Most patients with mental illness do not receive any treatment. The situation is especially alarming in low-resource settings, where the treatment gap can be as high as 90 per cent.
According to this research, this gap can be attributed to several reasons, including low governmental priority for mental health, which is reflected in delays in developing national-level mental health policies or legislation protecting the human rights of people with mental health problems. Another important contributor to this gap is the lack of both financial and human resources.
Fast-forward to today, there has been a significant movement and awareness raised around the issue. Many startups from the region emerge, offering solutions and platforms to target the 73 per cent people in the region that identify as stress and anxiety issues, according to “The Well Economy: APAC Edition,” a recent report by JWT Intelligence.
The report stated that changing attitudes to health and wellness around Asia Pacific factors into the awareness surrounding the issue. The report, which was based on a survey of 2,500 consumers in five countries (China, Japan, Indonesia, Thailand, and Australia), found that mental health is top of mind across all generations with 71 percent of those surveyed associate health with mental health, more than the 68 percent who associate health with overall physical condition.
Add this to the recent worldwide release of Todd Phillips’ Joker.
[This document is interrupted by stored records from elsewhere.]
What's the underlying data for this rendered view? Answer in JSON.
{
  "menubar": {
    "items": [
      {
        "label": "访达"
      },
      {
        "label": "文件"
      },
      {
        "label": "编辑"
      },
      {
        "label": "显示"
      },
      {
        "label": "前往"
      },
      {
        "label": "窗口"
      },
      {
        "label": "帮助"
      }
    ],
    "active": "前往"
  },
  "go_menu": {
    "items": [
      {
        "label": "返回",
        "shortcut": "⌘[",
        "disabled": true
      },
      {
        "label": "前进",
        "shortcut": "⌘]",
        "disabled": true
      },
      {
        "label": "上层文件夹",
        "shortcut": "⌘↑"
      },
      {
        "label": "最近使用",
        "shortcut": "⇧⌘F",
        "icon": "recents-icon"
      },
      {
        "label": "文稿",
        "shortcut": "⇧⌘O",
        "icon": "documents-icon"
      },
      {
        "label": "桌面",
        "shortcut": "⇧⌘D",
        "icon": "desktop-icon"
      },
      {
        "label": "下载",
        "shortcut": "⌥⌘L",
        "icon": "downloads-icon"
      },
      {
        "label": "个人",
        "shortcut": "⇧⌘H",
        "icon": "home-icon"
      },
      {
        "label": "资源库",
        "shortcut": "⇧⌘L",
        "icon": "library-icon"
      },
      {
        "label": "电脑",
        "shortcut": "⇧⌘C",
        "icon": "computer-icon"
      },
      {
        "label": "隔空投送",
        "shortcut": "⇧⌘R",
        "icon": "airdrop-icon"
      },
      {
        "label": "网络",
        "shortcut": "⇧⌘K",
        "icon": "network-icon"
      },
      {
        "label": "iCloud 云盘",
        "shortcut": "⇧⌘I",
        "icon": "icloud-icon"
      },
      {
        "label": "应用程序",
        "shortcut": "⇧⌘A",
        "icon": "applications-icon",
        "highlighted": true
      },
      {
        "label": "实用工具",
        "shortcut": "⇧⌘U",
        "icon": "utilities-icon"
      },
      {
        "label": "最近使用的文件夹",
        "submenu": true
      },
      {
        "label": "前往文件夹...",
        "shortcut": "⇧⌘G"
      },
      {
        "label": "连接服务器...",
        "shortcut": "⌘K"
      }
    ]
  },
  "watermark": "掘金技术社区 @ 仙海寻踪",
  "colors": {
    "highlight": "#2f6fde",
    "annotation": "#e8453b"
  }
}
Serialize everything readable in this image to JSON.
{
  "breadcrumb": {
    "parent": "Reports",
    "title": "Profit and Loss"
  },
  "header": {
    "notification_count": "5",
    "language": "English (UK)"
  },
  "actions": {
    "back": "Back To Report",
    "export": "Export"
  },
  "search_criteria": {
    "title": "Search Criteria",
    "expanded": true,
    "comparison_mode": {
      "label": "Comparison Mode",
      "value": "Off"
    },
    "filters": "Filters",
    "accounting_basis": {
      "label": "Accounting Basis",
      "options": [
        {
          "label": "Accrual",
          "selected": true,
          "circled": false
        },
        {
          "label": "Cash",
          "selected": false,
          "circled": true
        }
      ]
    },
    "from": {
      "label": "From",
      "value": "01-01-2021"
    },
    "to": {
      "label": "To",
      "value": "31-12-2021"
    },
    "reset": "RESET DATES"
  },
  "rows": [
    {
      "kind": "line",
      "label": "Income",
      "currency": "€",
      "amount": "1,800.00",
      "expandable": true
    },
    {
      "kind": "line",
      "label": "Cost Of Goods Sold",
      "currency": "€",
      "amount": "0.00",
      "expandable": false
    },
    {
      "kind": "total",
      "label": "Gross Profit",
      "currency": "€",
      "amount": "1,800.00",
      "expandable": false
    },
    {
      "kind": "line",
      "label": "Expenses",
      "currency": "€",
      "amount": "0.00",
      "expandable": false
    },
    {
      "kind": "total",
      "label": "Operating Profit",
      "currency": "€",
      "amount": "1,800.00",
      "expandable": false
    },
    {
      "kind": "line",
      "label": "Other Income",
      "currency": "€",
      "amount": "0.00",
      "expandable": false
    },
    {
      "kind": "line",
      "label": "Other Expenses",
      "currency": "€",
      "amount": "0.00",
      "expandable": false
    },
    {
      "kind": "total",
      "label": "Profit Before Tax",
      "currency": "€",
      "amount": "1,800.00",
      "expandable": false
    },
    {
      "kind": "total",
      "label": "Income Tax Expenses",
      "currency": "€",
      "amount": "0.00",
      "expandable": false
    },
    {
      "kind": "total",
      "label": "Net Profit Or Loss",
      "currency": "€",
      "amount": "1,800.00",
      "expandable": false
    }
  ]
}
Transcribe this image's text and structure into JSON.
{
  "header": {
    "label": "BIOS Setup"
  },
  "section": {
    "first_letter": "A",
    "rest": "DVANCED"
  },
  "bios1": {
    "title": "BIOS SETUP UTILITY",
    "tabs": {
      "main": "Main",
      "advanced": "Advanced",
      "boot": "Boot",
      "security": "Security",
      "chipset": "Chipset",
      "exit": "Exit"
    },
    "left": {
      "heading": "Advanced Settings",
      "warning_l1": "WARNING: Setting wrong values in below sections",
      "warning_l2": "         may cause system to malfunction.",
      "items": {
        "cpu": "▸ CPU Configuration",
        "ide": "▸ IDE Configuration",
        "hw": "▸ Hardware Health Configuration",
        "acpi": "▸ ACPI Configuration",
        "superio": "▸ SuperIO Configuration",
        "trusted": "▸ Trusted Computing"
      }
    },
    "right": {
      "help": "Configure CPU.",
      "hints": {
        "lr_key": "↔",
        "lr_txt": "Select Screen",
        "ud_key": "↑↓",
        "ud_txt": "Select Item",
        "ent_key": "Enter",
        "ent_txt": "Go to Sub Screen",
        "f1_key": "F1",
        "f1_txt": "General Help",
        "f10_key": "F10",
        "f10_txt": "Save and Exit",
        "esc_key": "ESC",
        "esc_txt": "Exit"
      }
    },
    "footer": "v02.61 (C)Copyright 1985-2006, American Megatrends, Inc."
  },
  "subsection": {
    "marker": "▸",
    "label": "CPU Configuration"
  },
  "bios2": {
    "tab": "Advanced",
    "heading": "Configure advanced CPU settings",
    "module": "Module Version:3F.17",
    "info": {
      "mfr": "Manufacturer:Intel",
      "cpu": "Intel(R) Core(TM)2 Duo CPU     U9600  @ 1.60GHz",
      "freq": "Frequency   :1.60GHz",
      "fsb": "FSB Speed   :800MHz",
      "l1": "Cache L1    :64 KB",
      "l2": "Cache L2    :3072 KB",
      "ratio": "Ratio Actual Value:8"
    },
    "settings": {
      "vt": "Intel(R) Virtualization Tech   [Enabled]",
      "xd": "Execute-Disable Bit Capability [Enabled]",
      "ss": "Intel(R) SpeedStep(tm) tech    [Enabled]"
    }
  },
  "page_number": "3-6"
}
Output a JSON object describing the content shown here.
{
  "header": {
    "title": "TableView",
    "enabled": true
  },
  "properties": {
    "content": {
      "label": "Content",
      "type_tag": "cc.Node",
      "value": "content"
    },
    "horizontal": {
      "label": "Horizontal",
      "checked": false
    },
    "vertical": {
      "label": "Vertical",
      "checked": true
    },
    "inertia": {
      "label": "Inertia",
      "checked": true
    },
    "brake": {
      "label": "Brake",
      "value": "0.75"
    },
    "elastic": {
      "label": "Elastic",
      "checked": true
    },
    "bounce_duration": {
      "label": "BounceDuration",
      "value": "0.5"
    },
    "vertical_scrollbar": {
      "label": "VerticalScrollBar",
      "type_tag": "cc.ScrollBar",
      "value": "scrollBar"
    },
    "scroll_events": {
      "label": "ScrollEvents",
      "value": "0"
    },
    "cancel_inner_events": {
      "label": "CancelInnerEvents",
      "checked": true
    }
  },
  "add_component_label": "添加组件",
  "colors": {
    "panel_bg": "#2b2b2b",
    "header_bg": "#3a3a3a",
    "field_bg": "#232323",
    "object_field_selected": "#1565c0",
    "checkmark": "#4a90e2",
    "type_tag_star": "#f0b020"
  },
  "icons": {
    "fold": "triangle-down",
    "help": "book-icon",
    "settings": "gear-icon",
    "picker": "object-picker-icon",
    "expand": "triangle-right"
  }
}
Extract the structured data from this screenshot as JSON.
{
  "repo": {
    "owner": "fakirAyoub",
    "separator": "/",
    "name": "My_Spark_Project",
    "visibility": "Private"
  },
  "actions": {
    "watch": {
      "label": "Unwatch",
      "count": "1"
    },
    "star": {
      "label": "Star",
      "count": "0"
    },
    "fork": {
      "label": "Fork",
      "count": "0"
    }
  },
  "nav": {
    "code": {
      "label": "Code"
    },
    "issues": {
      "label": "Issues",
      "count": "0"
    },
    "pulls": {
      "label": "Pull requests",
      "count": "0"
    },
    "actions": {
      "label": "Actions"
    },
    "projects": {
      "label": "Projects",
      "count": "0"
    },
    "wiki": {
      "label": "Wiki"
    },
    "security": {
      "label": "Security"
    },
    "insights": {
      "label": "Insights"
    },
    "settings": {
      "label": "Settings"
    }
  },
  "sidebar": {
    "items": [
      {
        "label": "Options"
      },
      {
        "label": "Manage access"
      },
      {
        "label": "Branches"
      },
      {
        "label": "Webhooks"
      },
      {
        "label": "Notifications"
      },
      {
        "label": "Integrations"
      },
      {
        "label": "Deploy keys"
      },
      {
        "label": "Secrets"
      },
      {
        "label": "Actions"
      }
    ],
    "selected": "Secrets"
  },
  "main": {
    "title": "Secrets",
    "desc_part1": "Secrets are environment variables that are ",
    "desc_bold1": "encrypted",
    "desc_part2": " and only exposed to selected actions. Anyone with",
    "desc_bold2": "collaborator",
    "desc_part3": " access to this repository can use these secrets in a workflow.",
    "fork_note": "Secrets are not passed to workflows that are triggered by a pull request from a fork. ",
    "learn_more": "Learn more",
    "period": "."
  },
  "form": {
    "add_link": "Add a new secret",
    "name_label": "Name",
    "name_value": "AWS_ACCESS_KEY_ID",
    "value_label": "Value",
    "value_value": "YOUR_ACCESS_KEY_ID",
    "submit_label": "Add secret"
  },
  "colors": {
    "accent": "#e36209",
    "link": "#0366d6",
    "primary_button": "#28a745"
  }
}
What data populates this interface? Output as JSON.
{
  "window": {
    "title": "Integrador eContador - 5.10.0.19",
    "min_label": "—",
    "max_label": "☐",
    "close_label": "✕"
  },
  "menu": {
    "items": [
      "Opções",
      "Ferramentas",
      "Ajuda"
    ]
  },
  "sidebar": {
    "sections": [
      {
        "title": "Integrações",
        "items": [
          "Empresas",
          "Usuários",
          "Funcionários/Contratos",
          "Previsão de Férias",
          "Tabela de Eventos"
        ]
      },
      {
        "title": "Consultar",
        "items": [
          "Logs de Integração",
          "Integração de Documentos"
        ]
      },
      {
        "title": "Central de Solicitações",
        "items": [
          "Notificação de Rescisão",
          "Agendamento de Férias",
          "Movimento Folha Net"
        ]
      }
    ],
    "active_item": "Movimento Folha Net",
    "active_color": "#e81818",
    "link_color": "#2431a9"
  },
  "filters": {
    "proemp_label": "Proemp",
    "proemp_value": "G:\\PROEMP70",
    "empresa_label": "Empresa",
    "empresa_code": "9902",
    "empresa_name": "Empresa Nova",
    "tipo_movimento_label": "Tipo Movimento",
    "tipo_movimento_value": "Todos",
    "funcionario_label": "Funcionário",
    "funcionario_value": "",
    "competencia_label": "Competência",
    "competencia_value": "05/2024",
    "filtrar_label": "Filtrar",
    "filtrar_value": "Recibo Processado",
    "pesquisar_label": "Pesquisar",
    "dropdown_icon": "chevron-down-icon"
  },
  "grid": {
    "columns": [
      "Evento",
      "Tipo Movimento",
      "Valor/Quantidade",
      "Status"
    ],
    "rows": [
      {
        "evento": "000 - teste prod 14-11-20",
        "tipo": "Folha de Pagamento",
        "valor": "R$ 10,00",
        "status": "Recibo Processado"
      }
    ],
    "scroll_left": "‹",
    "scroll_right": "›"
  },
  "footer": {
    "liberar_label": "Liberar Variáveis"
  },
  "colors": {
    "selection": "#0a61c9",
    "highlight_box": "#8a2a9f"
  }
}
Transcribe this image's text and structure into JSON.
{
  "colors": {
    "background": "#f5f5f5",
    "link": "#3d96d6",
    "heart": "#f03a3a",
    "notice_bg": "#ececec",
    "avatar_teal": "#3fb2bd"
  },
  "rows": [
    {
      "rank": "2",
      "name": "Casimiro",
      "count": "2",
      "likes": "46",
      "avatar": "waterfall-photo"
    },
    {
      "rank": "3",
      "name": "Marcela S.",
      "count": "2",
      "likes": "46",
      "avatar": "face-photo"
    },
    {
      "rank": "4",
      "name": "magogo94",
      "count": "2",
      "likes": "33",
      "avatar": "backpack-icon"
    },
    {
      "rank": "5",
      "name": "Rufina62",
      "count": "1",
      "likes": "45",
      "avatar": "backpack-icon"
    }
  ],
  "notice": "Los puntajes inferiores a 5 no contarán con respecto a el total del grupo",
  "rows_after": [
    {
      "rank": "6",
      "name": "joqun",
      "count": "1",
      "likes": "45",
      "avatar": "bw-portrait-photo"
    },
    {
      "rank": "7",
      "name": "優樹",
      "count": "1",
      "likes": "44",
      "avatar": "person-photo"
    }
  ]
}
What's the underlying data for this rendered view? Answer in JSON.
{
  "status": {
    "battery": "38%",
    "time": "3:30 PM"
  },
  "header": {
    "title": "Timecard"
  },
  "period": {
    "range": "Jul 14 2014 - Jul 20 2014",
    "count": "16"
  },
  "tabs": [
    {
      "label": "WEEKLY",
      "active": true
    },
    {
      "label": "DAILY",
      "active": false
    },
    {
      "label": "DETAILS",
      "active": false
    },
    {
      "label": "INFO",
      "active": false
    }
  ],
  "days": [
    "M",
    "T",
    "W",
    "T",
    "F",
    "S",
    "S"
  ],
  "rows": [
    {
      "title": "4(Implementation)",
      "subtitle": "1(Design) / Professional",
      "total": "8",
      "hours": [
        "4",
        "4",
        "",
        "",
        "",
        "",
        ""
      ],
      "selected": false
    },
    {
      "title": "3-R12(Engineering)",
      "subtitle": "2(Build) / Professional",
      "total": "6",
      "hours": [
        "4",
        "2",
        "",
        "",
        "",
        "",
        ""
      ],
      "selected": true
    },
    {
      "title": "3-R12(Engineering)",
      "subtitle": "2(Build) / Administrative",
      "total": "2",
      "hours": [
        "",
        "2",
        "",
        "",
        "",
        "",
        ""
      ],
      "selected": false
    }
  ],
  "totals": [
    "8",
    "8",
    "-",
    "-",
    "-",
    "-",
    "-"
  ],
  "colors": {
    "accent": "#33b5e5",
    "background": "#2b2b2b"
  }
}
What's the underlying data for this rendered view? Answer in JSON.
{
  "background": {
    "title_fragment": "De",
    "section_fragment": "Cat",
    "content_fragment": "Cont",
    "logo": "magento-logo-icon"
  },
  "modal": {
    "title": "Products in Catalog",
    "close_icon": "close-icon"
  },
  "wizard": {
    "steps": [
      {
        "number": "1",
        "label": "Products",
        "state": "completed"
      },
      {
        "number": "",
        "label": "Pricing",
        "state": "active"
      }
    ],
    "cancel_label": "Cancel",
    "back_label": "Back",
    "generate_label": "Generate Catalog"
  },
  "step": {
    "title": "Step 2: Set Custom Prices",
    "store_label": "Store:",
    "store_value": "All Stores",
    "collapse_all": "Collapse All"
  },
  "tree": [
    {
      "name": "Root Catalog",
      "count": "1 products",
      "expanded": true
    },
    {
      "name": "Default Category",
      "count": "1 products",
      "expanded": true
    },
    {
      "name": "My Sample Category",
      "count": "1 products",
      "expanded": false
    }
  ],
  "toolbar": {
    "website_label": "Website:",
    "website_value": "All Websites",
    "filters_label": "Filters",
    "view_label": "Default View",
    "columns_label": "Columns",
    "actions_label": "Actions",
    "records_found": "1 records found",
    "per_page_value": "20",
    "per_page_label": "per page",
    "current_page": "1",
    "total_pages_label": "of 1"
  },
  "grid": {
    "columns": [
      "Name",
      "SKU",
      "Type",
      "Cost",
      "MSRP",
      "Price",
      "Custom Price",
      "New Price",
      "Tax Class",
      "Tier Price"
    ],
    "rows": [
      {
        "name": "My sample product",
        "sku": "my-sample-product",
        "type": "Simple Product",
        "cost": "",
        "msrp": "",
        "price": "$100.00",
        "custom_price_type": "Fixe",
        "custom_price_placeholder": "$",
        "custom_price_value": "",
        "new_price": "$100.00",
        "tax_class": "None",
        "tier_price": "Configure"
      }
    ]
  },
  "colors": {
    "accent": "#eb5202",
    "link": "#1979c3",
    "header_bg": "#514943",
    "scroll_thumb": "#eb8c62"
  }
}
The mental health awareness seemed to have reached another height, in particular in Southeast Asia, with social posts flooding the timeline with hashtag #MentalHealthAwarenessDay on October 10.
People buzz on social media about how “good people being wronged by society turns into mentally ill people” as the basic idea of mental illness while it’s far-reaching, showing how little education about mental health the society has.
These eight startups are based in Southeast Asia, and each comes out as bringing mental health issues to the surface, finally shine a light on the otherwise overlooked problem in today’s fast-changing, overexposed society.
Riliv was bred in the second-largest city in Indonesia, Surabaya, and one of the very first few to address the mental health issue so in the country. Coming from Audrey Maximillian Herli, the company’s CEO and co-founder, Riliv was an idea built upon a piece of data from the World Health Organisation that said one person kills themselves every 40 seconds.
Speaking to e27 in 2018, Herli explained that Riliv works by allowing users to sign up and immediately get connected to an on-duty psychologist, matched with the problems profiled by the user. Both the user and the psychologist -the Expert Reliever- would agree on a date to have an online counseling session for an hour.
Riliv, who were in Google Business Group Story Search’s top four finalists in 2017, intends to become a safe place for people to talk with the professionals.